[Dataset extract — start]

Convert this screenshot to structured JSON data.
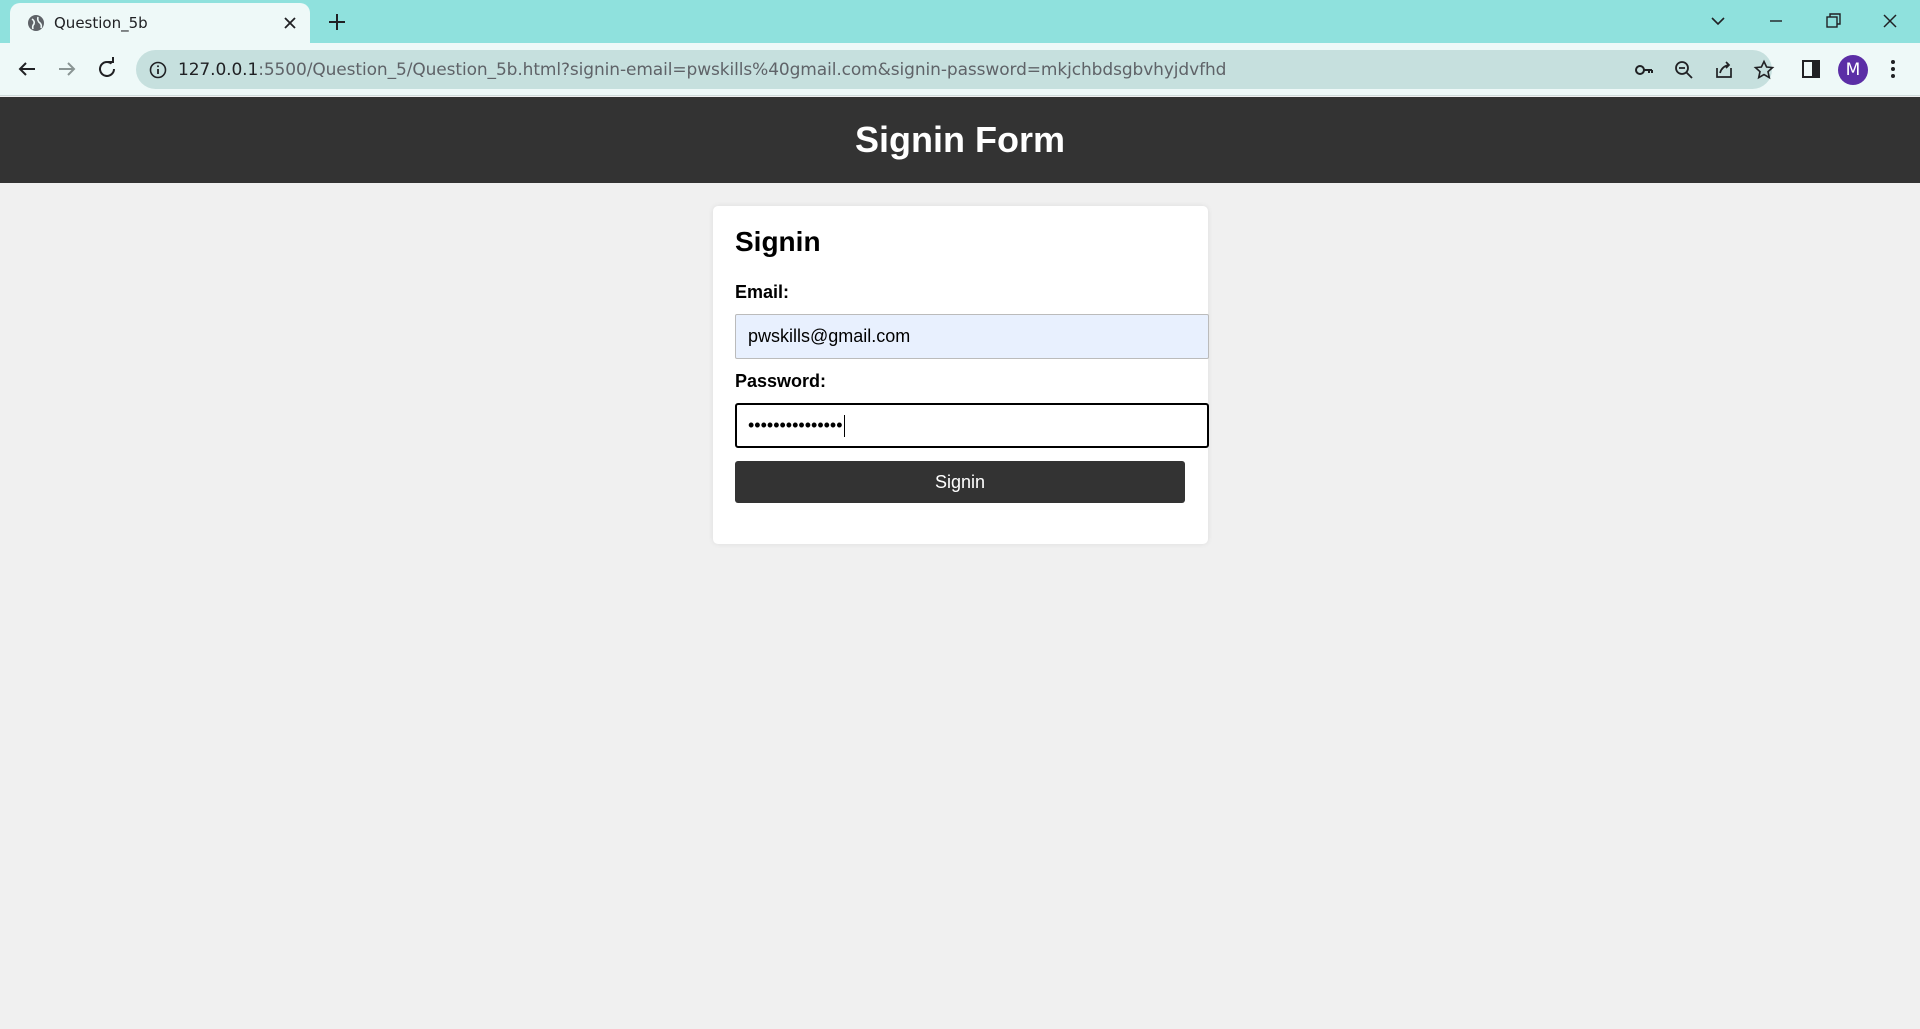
{
  "browser": {
    "tab_title": "Question_5b",
    "url_host": "127.0.0.1",
    "url_rest": ":5500/Question_5/Question_5b.html?signin-email=pwskills%40gmail.com&signin-password=mkjchbdsgbvhyjdvfhd",
    "profile_initial": "M",
    "tab_bar_color": "#8fe1dd",
    "toolbar_color": "#eef9f8"
  },
  "header": {
    "title": "Signin Form"
  },
  "form": {
    "title": "Signin",
    "email_label": "Email:",
    "email_value": "pwskills@gmail.com",
    "password_label": "Password:",
    "password_masked": "•••••••••••••••",
    "submit_label": "Signin"
  },
  "colors": {
    "header_bg": "#333333",
    "page_bg": "#f0f0f0",
    "autofill_bg": "#e8f0fe"
  },
  "icons": [
    "globe-icon",
    "close-icon",
    "plus-icon",
    "chevron-down-icon",
    "minimize-icon",
    "restore-icon",
    "back-icon",
    "forward-icon",
    "reload-icon",
    "info-icon",
    "key-icon",
    "zoom-out-icon",
    "share-icon",
    "star-icon",
    "sidebar-icon",
    "kebab-menu-icon"
  ]
}
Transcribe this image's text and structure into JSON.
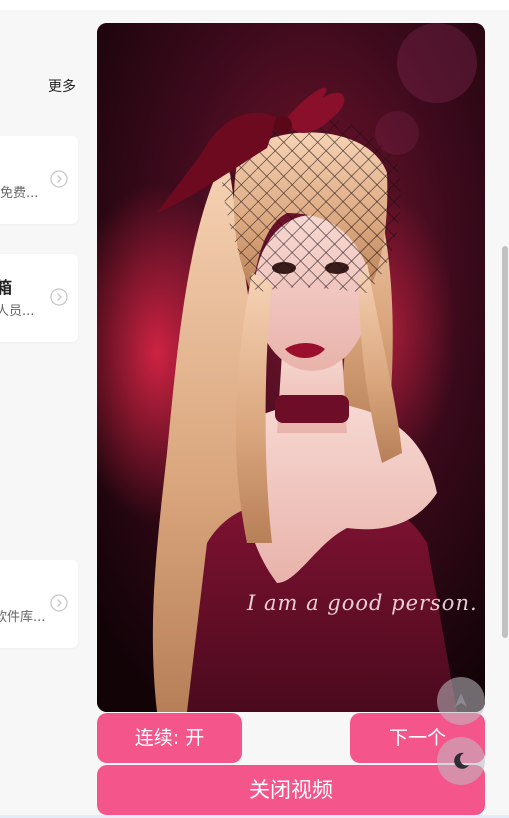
{
  "header": {
    "more_label": "更多"
  },
  "cards": [
    {
      "title": "",
      "desc": "免费..."
    },
    {
      "title": "箱",
      "desc": "人员..."
    },
    {
      "title": "",
      "desc": "软件库..."
    }
  ],
  "video": {
    "caption": "I am a good person."
  },
  "controls": {
    "continuous_label": "连续: 开",
    "next_label": "下一个",
    "close_label": "关闭视频"
  },
  "colors": {
    "accent": "#f4558b",
    "background": "#f7f7f8"
  },
  "icons": {
    "card_arrow": "chevron-right-circle-icon",
    "scroll_top": "arrow-up-icon",
    "theme_toggle": "moon-icon"
  }
}
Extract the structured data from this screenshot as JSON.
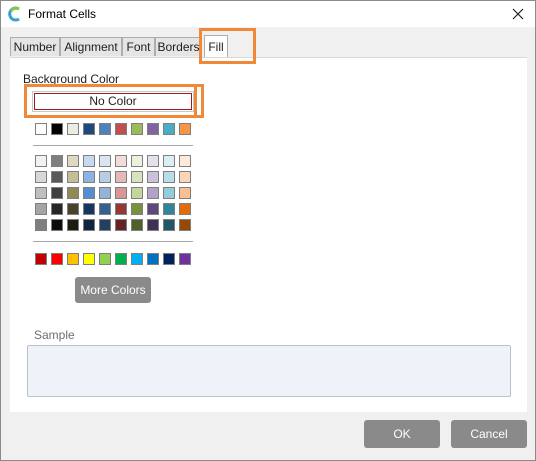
{
  "window": {
    "title": "Format Cells"
  },
  "tabs": [
    "Number",
    "Alignment",
    "Font",
    "Borders",
    "Fill"
  ],
  "active_tab": "Fill",
  "fill": {
    "background_label": "Background Color",
    "no_color_label": "No Color",
    "more_colors_label": "More Colors",
    "sample_label": "Sample",
    "theme_row": [
      "#ffffff",
      "#000000",
      "#eeece1",
      "#1f497d",
      "#4f81bd",
      "#c0504d",
      "#9bbb59",
      "#8064a2",
      "#4bacc6",
      "#f79646"
    ],
    "tint_rows": [
      [
        "#f2f2f2",
        "#7f7f7f",
        "#ddd9c3",
        "#c6d9f0",
        "#dbe5f1",
        "#f2dcdb",
        "#ebf1dd",
        "#e5e0ec",
        "#dbeef3",
        "#fdeada"
      ],
      [
        "#d8d8d8",
        "#595959",
        "#c4bd97",
        "#8db3e2",
        "#b8cce4",
        "#e5b9b7",
        "#d7e3bc",
        "#ccc1d9",
        "#b7dde8",
        "#fbd5b5"
      ],
      [
        "#bfbfbf",
        "#3f3f3f",
        "#938953",
        "#548dd4",
        "#95b3d7",
        "#d99694",
        "#c3d69b",
        "#b2a2c7",
        "#92cddc",
        "#fac08f"
      ],
      [
        "#a5a5a5",
        "#262626",
        "#494429",
        "#17365d",
        "#366092",
        "#953734",
        "#76923c",
        "#5f497a",
        "#31859b",
        "#e36c09"
      ],
      [
        "#7f7f7f",
        "#0c0c0c",
        "#1d1b10",
        "#0f243e",
        "#244061",
        "#632423",
        "#4f6128",
        "#3f3151",
        "#205867",
        "#974806"
      ]
    ],
    "standard_row": [
      "#c00000",
      "#ff0000",
      "#ffc000",
      "#ffff00",
      "#92d050",
      "#00b050",
      "#00b0f0",
      "#0070c0",
      "#002060",
      "#7030a0"
    ]
  },
  "buttons": {
    "ok": "OK",
    "cancel": "Cancel"
  },
  "colors": {
    "highlight": "#f0883a",
    "button_gray": "#8a8a8a",
    "no_color_border": "#9b1c1c"
  }
}
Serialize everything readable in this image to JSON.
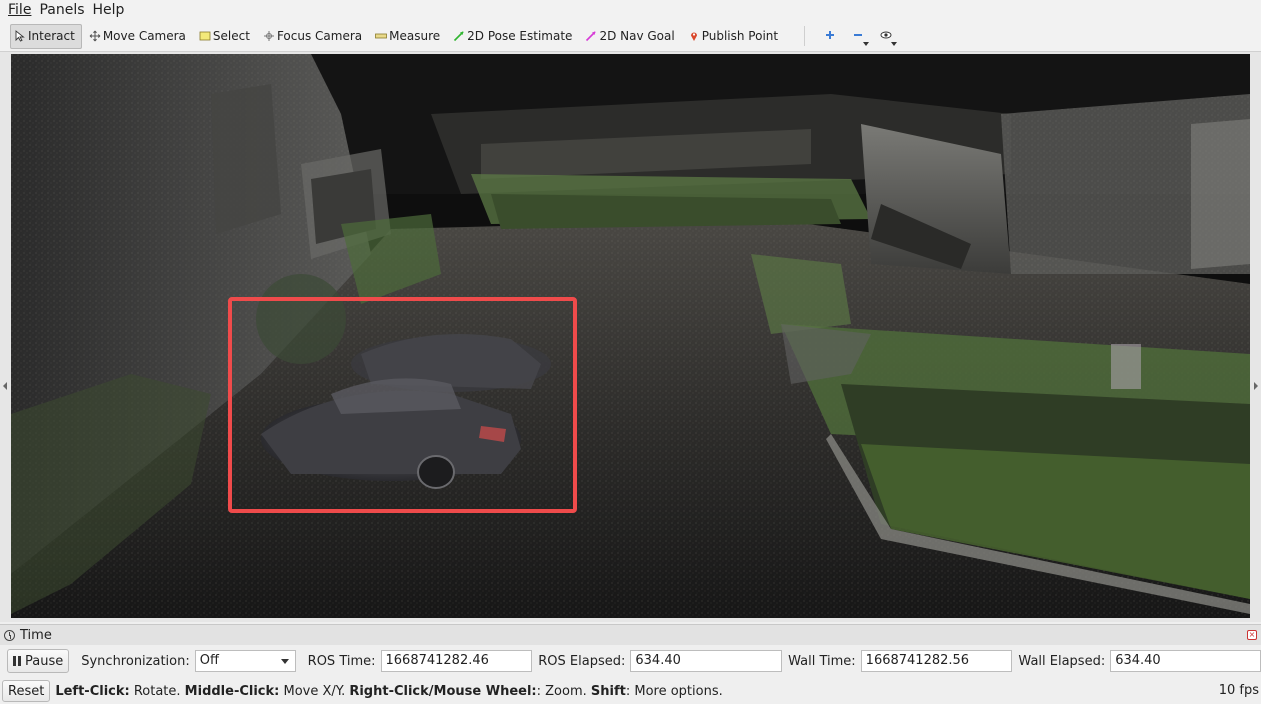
{
  "menu": [
    {
      "label": "File"
    },
    {
      "label": "Panels"
    },
    {
      "label": "Help"
    }
  ],
  "toolbar": {
    "tools": [
      {
        "label": "Interact",
        "icon": "cursor-icon"
      },
      {
        "label": "Move Camera",
        "icon": "move-arrows-icon"
      },
      {
        "label": "Select",
        "icon": "select-rectangle-icon"
      },
      {
        "label": "Focus Camera",
        "icon": "focus-target-icon"
      },
      {
        "label": "Measure",
        "icon": "ruler-icon"
      },
      {
        "label": "2D Pose Estimate",
        "icon": "green-arrow-icon"
      },
      {
        "label": "2D Nav Goal",
        "icon": "pink-arrow-icon"
      },
      {
        "label": "Publish Point",
        "icon": "map-pin-icon"
      }
    ],
    "extra": [
      "add-tool-icon",
      "remove-tool-icon",
      "eye-view-icon"
    ]
  },
  "time_panel": {
    "title": "Time",
    "pause_label": "Pause",
    "sync_label": "Synchronization:",
    "sync_value": "Off",
    "ros_time_label": "ROS Time:",
    "ros_time_value": "1668741282.46",
    "ros_elapsed_label": "ROS Elapsed:",
    "ros_elapsed_value": "634.40",
    "wall_time_label": "Wall Time:",
    "wall_time_value": "1668741282.56",
    "wall_elapsed_label": "Wall Elapsed:",
    "wall_elapsed_value": "634.40"
  },
  "status": {
    "reset_label": "Reset",
    "k1": "Left-Click:",
    "v1": " Rotate. ",
    "k2": "Middle-Click:",
    "v2": " Move X/Y. ",
    "k3": "Right-Click/Mouse Wheel:",
    "v3": ": Zoom. ",
    "k4": "Shift",
    "v4": ": More options.",
    "fps": "10 fps"
  },
  "colors": {
    "highlight": "#ef4b4b",
    "pose_arrow": "#2fb52f",
    "nav_arrow": "#d63ad6",
    "pin": "#d9472b",
    "select_fill": "#f3e97a"
  }
}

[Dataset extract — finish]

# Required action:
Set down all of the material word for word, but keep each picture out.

# Answer to this problem:
Convert this screenshot to structured JSON data.
{
  "browser": {
    "tab_title": "Question_5b",
    "url_host": "127.0.0.1",
    "url_rest": ":5500/Question_5/Question_5b.html?signin-email=pwskills%40gmail.com&signin-password=mkjchbdsgbvhyjdvfhd",
    "profile_initial": "M",
    "tab_bar_color": "#8fe1dd",
    "toolbar_color": "#eef9f8"
  },
  "header": {
    "title": "Signin Form"
  },
  "form": {
    "title": "Signin",
    "email_label": "Email:",
    "email_value": "pwskills@gmail.com",
    "password_label": "Password:",
    "password_masked": "•••••••••••••••",
    "submit_label": "Signin"
  },
  "colors": {
    "header_bg": "#333333",
    "page_bg": "#f0f0f0",
    "autofill_bg": "#e8f0fe"
  },
  "icons": [
    "globe-icon",
    "close-icon",
    "plus-icon",
    "chevron-down-icon",
    "minimize-icon",
    "restore-icon",
    "back-icon",
    "forward-icon",
    "reload-icon",
    "info-icon",
    "key-icon",
    "zoom-out-icon",
    "share-icon",
    "star-icon",
    "sidebar-icon",
    "kebab-menu-icon"
  ]
}
Transcribe this image's text and structure into JSON.
{
  "header": {
    "more_label": "更多"
  },
  "cards": [
    {
      "title": "",
      "desc": "免费..."
    },
    {
      "title": "箱",
      "desc": "人员..."
    },
    {
      "title": "",
      "desc": "软件库..."
    }
  ],
  "video": {
    "caption": "I am a good person."
  },
  "controls": {
    "continuous_label": "连续: 开",
    "next_label": "下一个",
    "close_label": "关闭视频"
  },
  "colors": {
    "accent": "#f4558b",
    "background": "#f7f7f8"
  },
  "icons": {
    "card_arrow": "chevron-right-circle-icon",
    "scroll_top": "arrow-up-icon",
    "theme_toggle": "moon-icon"
  }
}
Extract the structured data from this screenshot as JSON.
{
  "window": {
    "title": "Format Cells"
  },
  "tabs": [
    "Number",
    "Alignment",
    "Font",
    "Borders",
    "Fill"
  ],
  "active_tab": "Fill",
  "fill": {
    "background_label": "Background Color",
    "no_color_label": "No Color",
    "more_colors_label": "More Colors",
    "sample_label": "Sample",
    "theme_row": [
      "#ffffff",
      "#000000",
      "#eeece1",
      "#1f497d",
      "#4f81bd",
      "#c0504d",
      "#9bbb59",
      "#8064a2",
      "#4bacc6",
      "#f79646"
    ],
    "tint_rows": [
      [
        "#f2f2f2",
        "#7f7f7f",
        "#ddd9c3",
        "#c6d9f0",
        "#dbe5f1",
        "#f2dcdb",
        "#ebf1dd",
        "#e5e0ec",
        "#dbeef3",
        "#fdeada"
      ],
      [
        "#d8d8d8",
        "#595959",
        "#c4bd97",
        "#8db3e2",
        "#b8cce4",
        "#e5b9b7",
        "#d7e3bc",
        "#ccc1d9",
        "#b7dde8",
        "#fbd5b5"
      ],
      [
        "#bfbfbf",
        "#3f3f3f",
        "#938953",
        "#548dd4",
        "#95b3d7",
        "#d99694",
        "#c3d69b",
        "#b2a2c7",
        "#92cddc",
        "#fac08f"
      ],
      [
        "#a5a5a5",
        "#262626",
        "#494429",
        "#17365d",
        "#366092",
        "#953734",
        "#76923c",
        "#5f497a",
        "#31859b",
        "#e36c09"
      ],
      [
        "#7f7f7f",
        "#0c0c0c",
        "#1d1b10",
        "#0f243e",
        "#244061",
        "#632423",
        "#4f6128",
        "#3f3151",
        "#205867",
        "#974806"
      ]
    ],
    "standard_row": [
      "#c00000",
      "#ff0000",
      "#ffc000",
      "#ffff00",
      "#92d050",
      "#00b050",
      "#00b0f0",
      "#0070c0",
      "#002060",
      "#7030a0"
    ]
  },
  "buttons": {
    "ok": "OK",
    "cancel": "Cancel"
  },
  "colors": {
    "highlight": "#f0883a",
    "button_gray": "#8a8a8a",
    "no_color_border": "#9b1c1c"
  }
}
Serialize everything readable in this image to JSON.
{
  "menu": [
    {
      "label": "File"
    },
    {
      "label": "Panels"
    },
    {
      "label": "Help"
    }
  ],
  "toolbar": {
    "tools": [
      {
        "label": "Interact",
        "icon": "cursor-icon"
      },
      {
        "label": "Move Camera",
        "icon": "move-arrows-icon"
      },
      {
        "label": "Select",
        "icon": "select-rectangle-icon"
      },
      {
        "label": "Focus Camera",
        "icon": "focus-target-icon"
      },
      {
        "label": "Measure",
        "icon": "ruler-icon"
      },
      {
        "label": "2D Pose Estimate",
        "icon": "green-arrow-icon"
      },
      {
        "label": "2D Nav Goal",
        "icon": "pink-arrow-icon"
      },
      {
        "label": "Publish Point",
        "icon": "map-pin-icon"
      }
    ],
    "extra": [
      "add-tool-icon",
      "remove-tool-icon",
      "eye-view-icon"
    ]
  },
  "time_panel": {
    "title": "Time",
    "pause_label": "Pause",
    "sync_label": "Synchronization:",
    "sync_value": "Off",
    "ros_time_label": "ROS Time:",
    "ros_time_value": "1668741282.46",
    "ros_elapsed_label": "ROS Elapsed:",
    "ros_elapsed_value": "634.40",
    "wall_time_label": "Wall Time:",
    "wall_time_value": "1668741282.56",
    "wall_elapsed_label": "Wall Elapsed:",
    "wall_elapsed_value": "634.40"
  },
  "status": {
    "reset_label": "Reset",
    "k1": "Left-Click:",
    "v1": " Rotate. ",
    "k2": "Middle-Click:",
    "v2": " Move X/Y. ",
    "k3": "Right-Click/Mouse Wheel:",
    "v3": ": Zoom. ",
    "k4": "Shift",
    "v4": ": More options.",
    "fps": "10 fps"
  },
  "colors": {
    "highlight": "#ef4b4b",
    "pose_arrow": "#2fb52f",
    "nav_arrow": "#d63ad6",
    "pin": "#d9472b",
    "select_fill": "#f3e97a"
  }
}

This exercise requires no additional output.